Webber’s Woes

webber2Three weeks ago, Mark Webber had a pretty rubbish race weekend after his team-mate ignored team orders and overtook him to “steal” his win. At the time, Webber probably thought that things could only get better, but if you watched the Chinese Grand Prix, then you know that his Annus Horribilis continued in a similar vein and the conspiracy theorists are going all out to blame the team!

A refuelling problem on Saturday meant he ran out of fuel in Q2 and was dropped to 14th on the grid. A few hours later, the lack of fuel sample for testing purposes meant he was effectively disqualified from qualifying completely and would have to start from the Pit lane.

A quick pit stop on the end of lap 1 saw him swap tyres and then commence his race through the field and, due to the restrictions on tyre choice for the drivers at the front of the grid, he was pretty quickly in contention. As he raced through the field, he came up behind Vergne, who drives for Red Bull’s Torro Rosso (junior) team and they collided. Webber probably thought that a Torro Rosso driver would defer to a Red Bull driver with a faster car. Vergne thought otherwise and he closed the gap down until they touched. The damage to Webber’s car wasn’t severe but he has since been handed a three place grid penalty for the next race, as the Stewards considered him to blame for the collision.

After Webber’s next pit stop he exited the pits but immediately had to slow as it was obvious to him that his rear right-hand wheel was loose. He coasted around the track very slowly until the wheel left the car to roll across the track twice, in front of other drivers. Mark parked his three-wheeler up for the weekend and walked back to the Pits.
The conspiracy theorists gleefully point out that Webber’s fuel and wheel problems were both results of processes fully in the control of the team and that the collision was with a Red Bull/Torro Rosso driver.

I never thought that I would ever consider that an F1 Team could deliberately handicap one driver to aid the other, there is a precedent. Flavio Briatore was banned from the sport after it became apparent that he had asked Nelson Piquet Junior to deliberately crash in the Singapore Grand Prix in 2008 so that a full course yellow would benefit his team mate Alonso. I still think that Webber’s awful weekend was just a run of bad luck – but only time will tell if he can turn the corner.

In the meantime, the Chinese Grand Prix provided us with another entertaining race. F1 “purists” continue to bemoan the effect that Pirelli’s tyre policy has on the racing, but I, along with many other fans, love it. The short term benefit that the soft tyre gave drivers and the massive drop off in laptimes as they deteriorated made both Saturday’s Qualifying very interesting and provided us with some superb strategic and tactical options for the race.
The best example of the tyre impact was watching Vettel exiting the pits about 9 seconds behind Hamilton and Raikkonen with just 6 laps to go and then catching the back of Hamilton’s car on the last lap. Vettel running a bit too hot into one of the hairpins on the last lap and then Hamilton locking up his front wheels at the final corner was just about as exciting as it gets.
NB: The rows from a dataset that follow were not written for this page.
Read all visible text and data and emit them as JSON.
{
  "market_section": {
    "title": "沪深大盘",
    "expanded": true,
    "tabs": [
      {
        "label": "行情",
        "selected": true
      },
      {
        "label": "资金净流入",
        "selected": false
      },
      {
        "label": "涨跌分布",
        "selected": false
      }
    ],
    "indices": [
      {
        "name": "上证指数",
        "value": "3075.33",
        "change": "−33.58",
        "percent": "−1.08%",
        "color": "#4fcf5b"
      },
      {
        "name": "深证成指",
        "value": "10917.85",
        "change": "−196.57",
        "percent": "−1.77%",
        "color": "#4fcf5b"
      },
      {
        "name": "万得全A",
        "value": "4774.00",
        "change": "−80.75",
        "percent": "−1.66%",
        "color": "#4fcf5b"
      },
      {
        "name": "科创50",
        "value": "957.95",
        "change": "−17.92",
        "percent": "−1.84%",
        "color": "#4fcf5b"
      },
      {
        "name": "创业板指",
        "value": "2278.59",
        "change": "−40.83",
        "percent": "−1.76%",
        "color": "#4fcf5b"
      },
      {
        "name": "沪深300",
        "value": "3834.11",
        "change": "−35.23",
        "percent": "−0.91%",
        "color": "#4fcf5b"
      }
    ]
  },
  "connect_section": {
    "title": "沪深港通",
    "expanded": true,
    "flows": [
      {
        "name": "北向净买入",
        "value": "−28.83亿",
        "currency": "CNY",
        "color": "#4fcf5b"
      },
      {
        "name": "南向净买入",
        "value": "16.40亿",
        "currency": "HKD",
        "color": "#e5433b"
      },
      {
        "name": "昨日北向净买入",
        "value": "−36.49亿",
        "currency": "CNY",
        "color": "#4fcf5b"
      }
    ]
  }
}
With only one week between races this time, the teams are unlikely to have made major changes to their cars performance for Bahrain – so Ferrari, Red Bull, Lotus and Mercedes should be the front runners next Sunday – but you never know!

Jim Graham
Team Daytona